Brief
Scan the material below for "label", then return each line that contains it.

BEGIN Data section

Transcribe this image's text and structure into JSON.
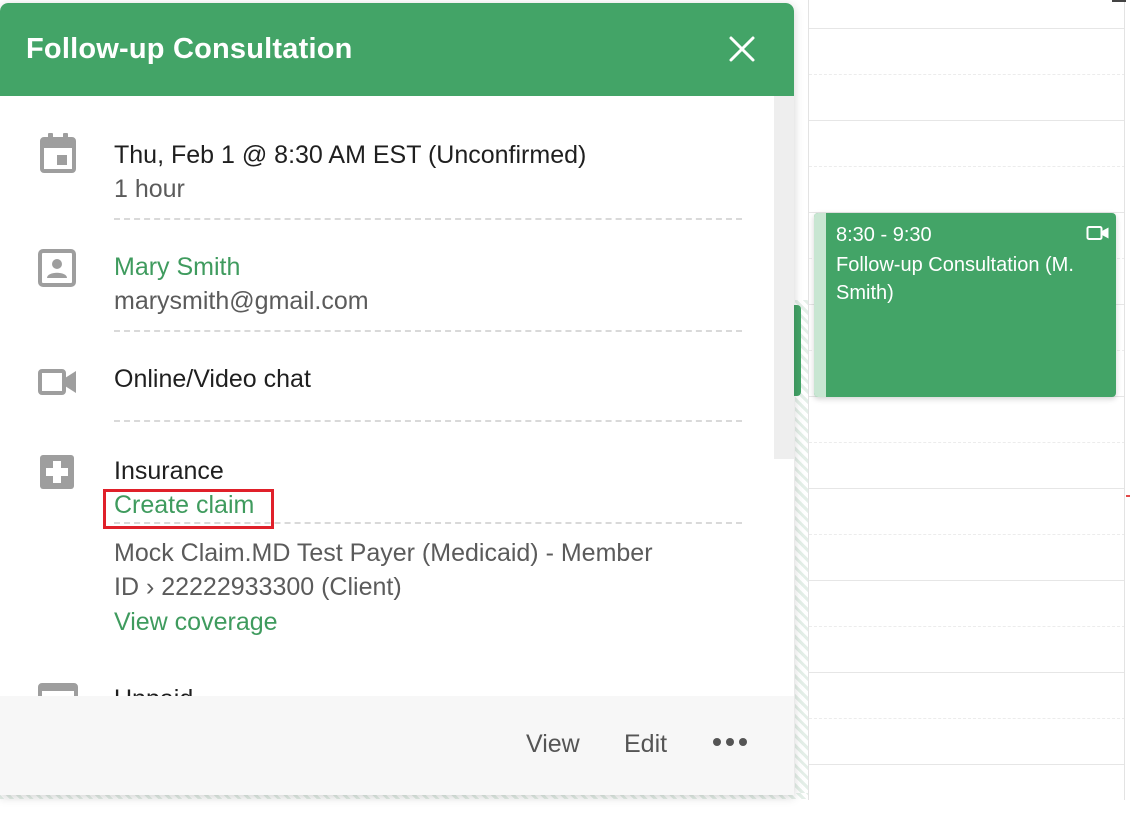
{
  "popup": {
    "title": "Follow-up Consultation",
    "close_icon": "close-icon",
    "datetime": {
      "icon": "calendar-icon",
      "primary": "Thu, Feb 1 @ 8:30 AM EST (Unconfirmed)",
      "duration": "1 hour"
    },
    "client": {
      "icon": "contact-card-icon",
      "name": "Mary Smith",
      "email": "marysmith@gmail.com"
    },
    "location": {
      "icon": "video-camera-icon",
      "label": "Online/Video chat"
    },
    "insurance": {
      "icon": "medical-plus-icon",
      "label": "Insurance",
      "create_claim": "Create claim",
      "payer_line1": "Mock Claim.MD Test Payer (Medicaid) - Member",
      "payer_line2": "ID › 22222933300 (Client)",
      "view_coverage": "View coverage"
    },
    "billing": {
      "icon": "credit-card-icon",
      "label": "Unpaid"
    },
    "footer": {
      "view": "View",
      "edit": "Edit",
      "more_icon": "more-horizontal-icon"
    }
  },
  "calendar_event": {
    "time": "8:30 - 9:30",
    "title": "Follow-up Consultation (M. Smith)",
    "icon": "video-camera-icon"
  },
  "colors": {
    "brand_green": "#43a467",
    "link_green": "#3f9b5e",
    "highlight_red": "#e0202a"
  }
}
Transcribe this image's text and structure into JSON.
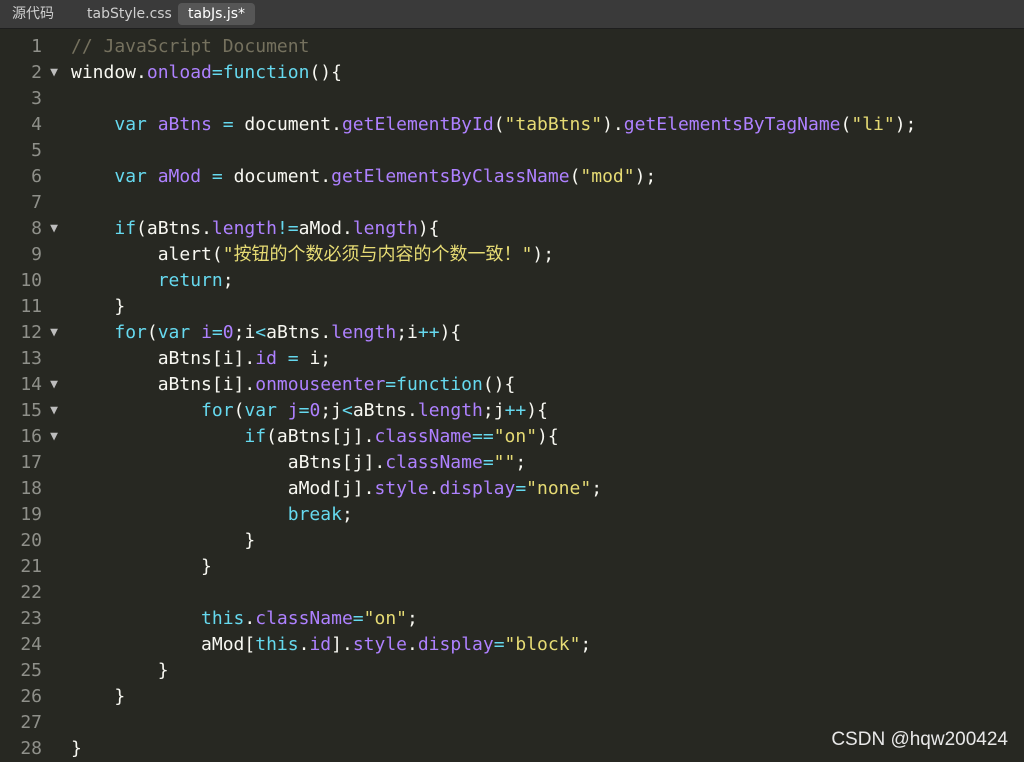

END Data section

Task response
      "label": "Online/Video chat"
      "label": "Insurance",
      "label": "Unpaid"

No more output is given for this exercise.